Comfrey (Symphytum officinale) is a new plant to our small farm, but I think it is a fantastic addition.
Comfrey is a dynamic nutrient accumulator. It’s ten-foot tap roots will bring up nutrients and minerals that are deep in the earth and missing from the top soil. It’s huge leaves can be cut back several times a season and just laid around to fertilize the area. They add a huge volume of biomass with those big leaves.
I planted a ring of comfrey around a sickly apple tree to help nourish it. I want to propagate more to put throughout my small orchard.
Another use for comfrey is to make a “tea”. Put cut leaves in a bucket with water and ferment for a few weeks, stirring periodically. They say it really stinks but the black liquid makes a powerful nitrogen and mineral drench for plants and can also be used for direct foliar feeding.
Not only is comfrey good for the garden, but it is purported to be a wonder plant for people too. It contains a specific ingredient (allantoin) that promotes faster cell division, creating a wonderful healing plant. Another name for it is “knitbone”. It is supposed to speed healing of sprains and breaks, bruises and scrapes when applied directly. (Note: it should not be used for deep cuts because it may cause the surface skin to heal over before the inside is healed, leading to infection.) Anecdotally it is said to help with osteoarthritis and headaches.
Comfrey has also been used for centuries as an internal medicine. The safety of consuming it is very controversial, so I won’t cover it here.
So I decided to make a salve to experiment with its wound-healing abilities. First I made a comfrey oil:
Cut fresh dry leaves and let them wilt in a warm place for a day (excess water may make the oil go rancid). Chop it up and submerge it in extra virgin olive oil for up to six weeks.

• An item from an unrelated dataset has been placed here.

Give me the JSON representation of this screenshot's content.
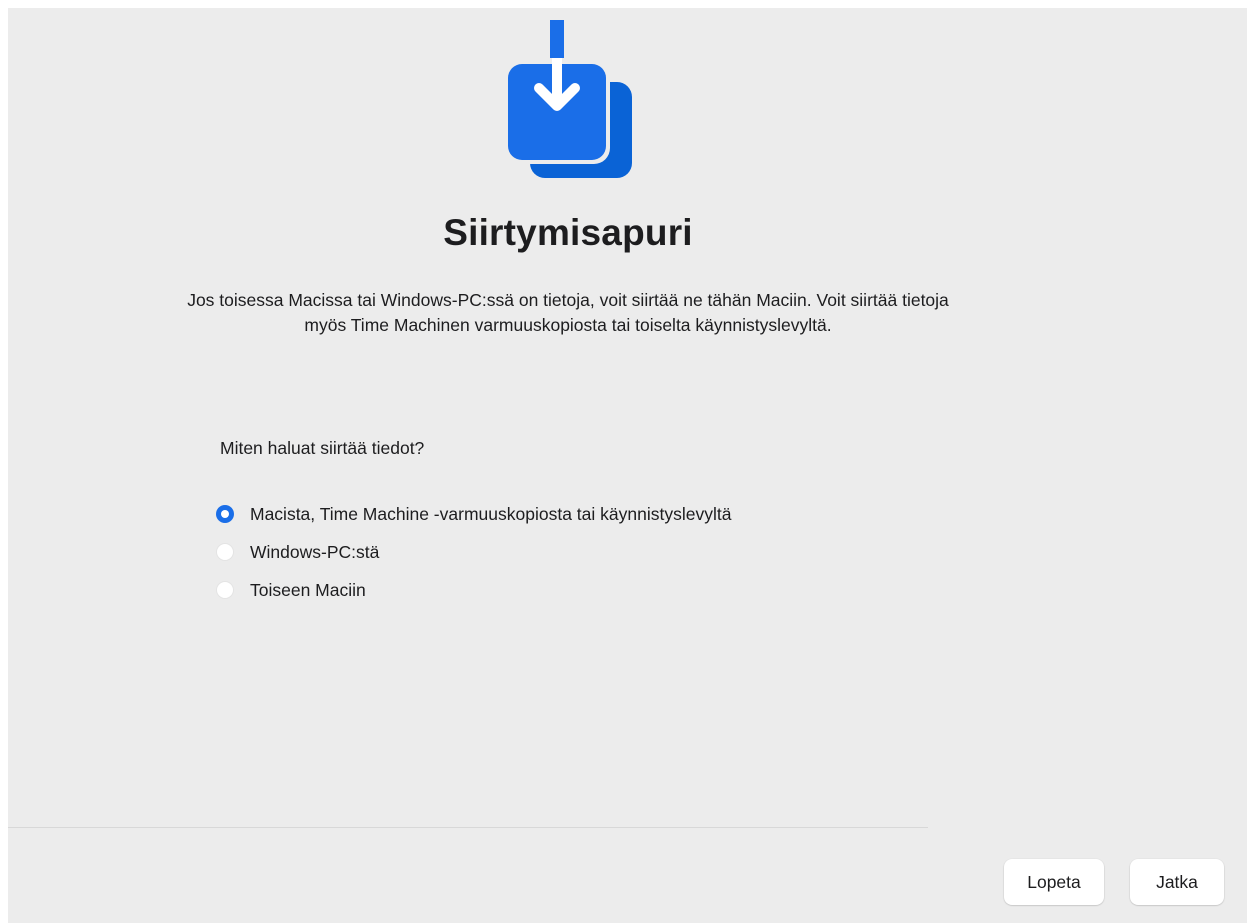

I drained the oil a few times and added fresh leaves to the same oil throughout the process.
You can use the oil as is. I did a few times for headaches. It relieves superficial headache pain instantly. The deeper throbbing takes longer. It also leaves the skin very soft. But it is oily of course and messy to work with. So I took it another step and converted it to a salve:
Put a cup of a comfrey oil and an ounce of beeswax in a double boiler. Stir till the beeswax has completely melted. I also added 3 capsules worth of vitamin E as a preservative. Remove from heat and let sit just a bit. Then pour still hot into the final containers. It hardens to a semi-solid within an hour.
The consistency now is much nicer to work with, plus the benefits of beeswax (moisturizer, anti-bacterial) have been added in.
Propagation: Regular comfrey is a very invasive plant. For this reason sterile varieties have been created. That’s what I have. The seeds are sterile but it can still be easily propagated through root division. This spring I planted 12 little, one-inch chunks of root that I purchased and got 11 beautiful plants. When they go dormant this fall, I can dig one up and make many new plants from its roots.